= What you have to do =
What the answer must contain is every line of the records, exactly, with no pictures.

- Opening Delimiter -

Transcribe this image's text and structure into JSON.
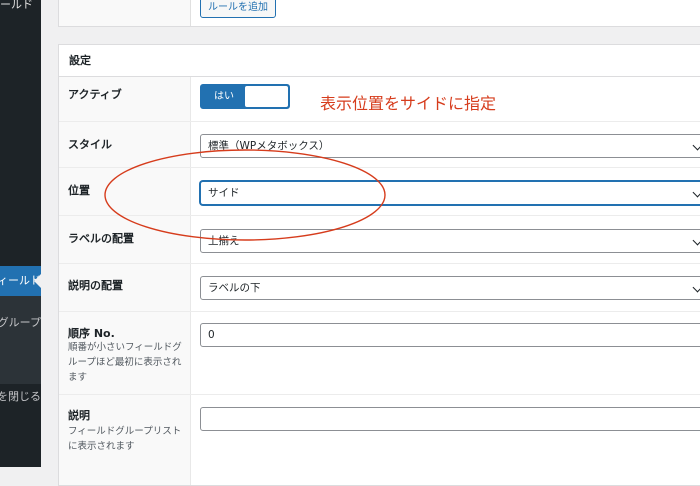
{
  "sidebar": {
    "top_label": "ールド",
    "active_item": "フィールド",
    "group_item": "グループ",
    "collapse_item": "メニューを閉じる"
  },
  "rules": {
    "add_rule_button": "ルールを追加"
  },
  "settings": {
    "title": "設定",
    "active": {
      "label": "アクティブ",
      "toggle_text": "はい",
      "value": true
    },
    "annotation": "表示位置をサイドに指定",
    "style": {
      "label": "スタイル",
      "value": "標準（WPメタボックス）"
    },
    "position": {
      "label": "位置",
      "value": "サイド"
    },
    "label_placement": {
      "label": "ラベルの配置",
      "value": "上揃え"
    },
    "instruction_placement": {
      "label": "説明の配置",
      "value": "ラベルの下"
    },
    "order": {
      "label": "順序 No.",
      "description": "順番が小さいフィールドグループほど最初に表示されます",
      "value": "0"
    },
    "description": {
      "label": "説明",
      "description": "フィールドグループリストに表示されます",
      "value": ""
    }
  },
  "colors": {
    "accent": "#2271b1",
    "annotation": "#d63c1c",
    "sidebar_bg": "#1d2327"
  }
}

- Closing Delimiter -

= Solution to this task =
Transcribe this image's text and structure into JSON.
{
  "sidebar": {
    "top_label": "ールド",
    "active_item": "フィールド",
    "group_item": "グループ",
    "collapse_item": "メニューを閉じる"
  },
  "rules": {
    "add_rule_button": "ルールを追加"
  },
  "settings": {
    "title": "設定",
    "active": {
      "label": "アクティブ",
      "toggle_text": "はい",
      "value": true
    },
    "annotation": "表示位置をサイドに指定",
    "style": {
      "label": "スタイル",
      "value": "標準（WPメタボックス）"
    },
    "position": {
      "label": "位置",
      "value": "サイド"
    },
    "label_placement": {
      "label": "ラベルの配置",
      "value": "上揃え"
    },
    "instruction_placement": {
      "label": "説明の配置",
      "value": "ラベルの下"
    },
    "order": {
      "label": "順序 No.",
      "description": "順番が小さいフィールドグループほど最初に表示されます",
      "value": "0"
    },
    "description": {
      "label": "説明",
      "description": "フィールドグループリストに表示されます",
      "value": ""
    }
  },
  "colors": {
    "accent": "#2271b1",
    "annotation": "#d63c1c",
    "sidebar_bg": "#1d2327"
  }
}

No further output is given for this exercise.